Chapter 8 focused on the contagion of willpower, bringing up the intriguing studies on the Naval Academy and Framingham. She described evidence of both good and bad behaviors spreading and she brought up the concept of the “social self.” These ideas are thought-provoking as we are rediscovering what the Greeks took for granted; i.e. that the “self” is only really a “self” in community.

Chapter 9 was a great treatment of the “White Bear” paradigm: telling people not to think about a white bear and then watching them squirm. She discusses a strategy that is often used in dialectical behavioral therapy and/or mindfulness therapies of “Surfing the Urge”; she recommends not fighting negative feelings or urges, but just experiencing them and observing how they affect the body. She covers a lot of work done on this effect, but has significant omission of Jeff Schwartz’s work on OCD.

Rating
4 out of 5. While spectacular and eminently usable, the omission of a mature discussion on virtue when writing a book about a virtue leads me to leave off granting a perfect rating.

Conclusion
In the end, she and reminds the reader to be a scientist: that is, to test her claims. I think this was a really effective approach. The Buddhist idea to experience the truth for yourself, or the Psalmists admonition to “taste and see” are (perhaps subconsciously) applied. Though I may quibble with some points, I think the Willpower Instinct is an important book with a very important message.

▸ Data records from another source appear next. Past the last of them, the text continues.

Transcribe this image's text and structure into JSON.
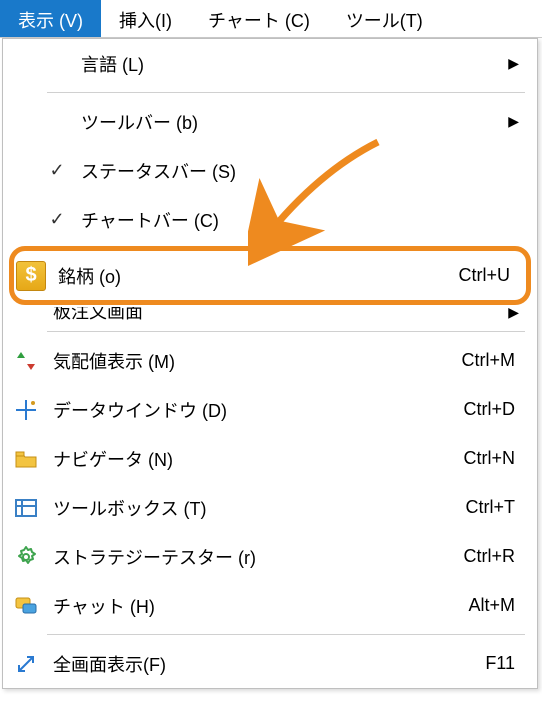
{
  "menubar": {
    "view": "表示 (V)",
    "insert": "挿入(I)",
    "chart": "チャート (C)",
    "tool": "ツール(T)"
  },
  "menu": {
    "language": {
      "label": "言語 (L)"
    },
    "toolbar": {
      "label": "ツールバー (b)"
    },
    "statusbar": {
      "label": "ステータスバー (S)",
      "checked": true
    },
    "chartbar": {
      "label": "チャートバー (C)",
      "checked": true
    },
    "symbols": {
      "label": "銘柄 (o)",
      "shortcut": "Ctrl+U"
    },
    "obscured": {
      "label": "板注文画面"
    },
    "market_watch": {
      "label": "気配値表示 (M)",
      "shortcut": "Ctrl+M"
    },
    "data_window": {
      "label": "データウインドウ (D)",
      "shortcut": "Ctrl+D"
    },
    "navigator": {
      "label": "ナビゲータ (N)",
      "shortcut": "Ctrl+N"
    },
    "toolbox": {
      "label": "ツールボックス (T)",
      "shortcut": "Ctrl+T"
    },
    "strategy_tester": {
      "label": "ストラテジーテスター (r)",
      "shortcut": "Ctrl+R"
    },
    "chat": {
      "label": "チャット (H)",
      "shortcut": "Alt+M"
    },
    "fullscreen": {
      "label": "全画面表示(F)",
      "shortcut": "F11"
    }
  }
}
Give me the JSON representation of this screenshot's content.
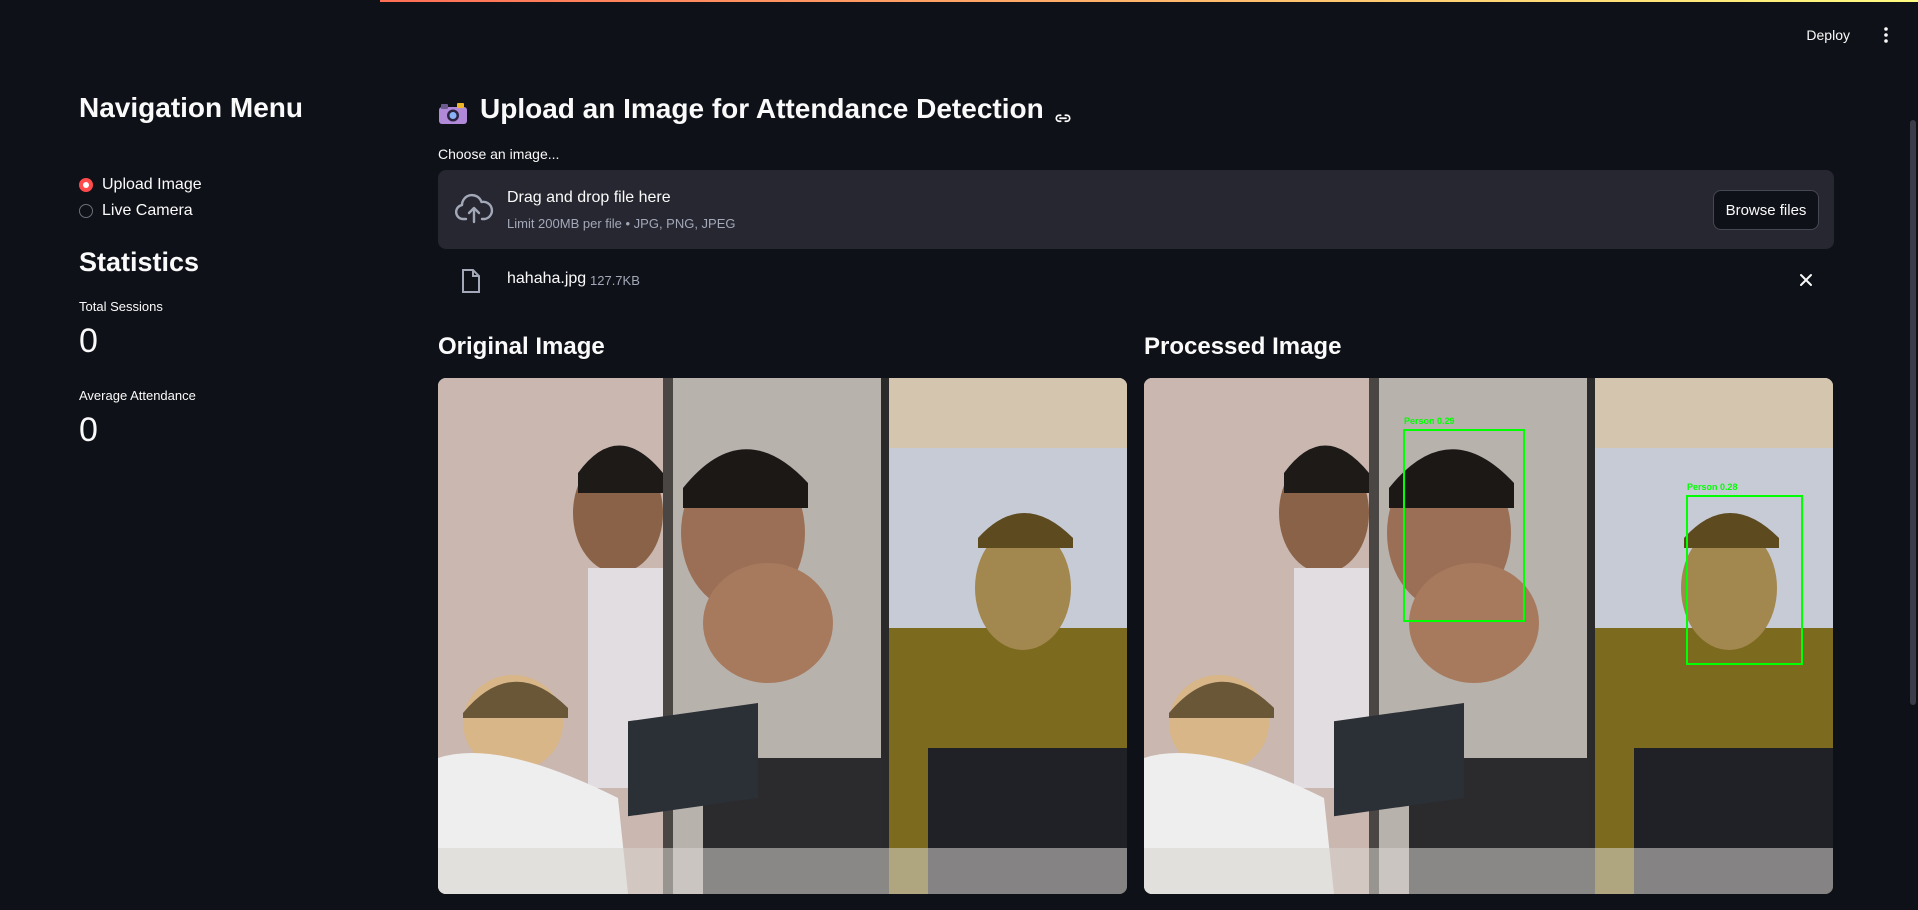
{
  "toolbar": {
    "deploy_label": "Deploy",
    "menu_icon": "kebab-menu-icon"
  },
  "sidebar": {
    "title": "Navigation Menu",
    "options": [
      {
        "label": "Upload Image",
        "selected": true
      },
      {
        "label": "Live Camera",
        "selected": false
      }
    ],
    "statistics_title": "Statistics",
    "metrics": [
      {
        "label": "Total Sessions",
        "value": "0"
      },
      {
        "label": "Average Attendance",
        "value": "0"
      }
    ]
  },
  "main": {
    "title": "Upload an Image for Attendance Detection",
    "title_icon": "camera-emoji",
    "uploader": {
      "label": "Choose an image...",
      "drop_text": "Drag and drop file here",
      "limit_text": "Limit 200MB per file • JPG, PNG, JPEG",
      "browse_label": "Browse files"
    },
    "file": {
      "name": "hahaha.jpg",
      "size": "127.7KB"
    },
    "original_title": "Original Image",
    "processed_title": "Processed Image",
    "detections": [
      {
        "label": "Person 0.29"
      },
      {
        "label": "Person 0.28"
      }
    ]
  },
  "colors": {
    "background": "#0e1117",
    "accent": "#ff4b4b",
    "panel": "#262730",
    "detection_box": "#00ff00"
  }
}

It is a message that Americans desperately need to hear in the cacophony of voices that seems to say nothing other than, “Your failures are inevitable.” I am in total agreement with McGonigal’s mission to enhance willpower, and I agree with the conclusion of her book: “The is a secret for greater self-control, the science points to one thing: the power of paying attention.”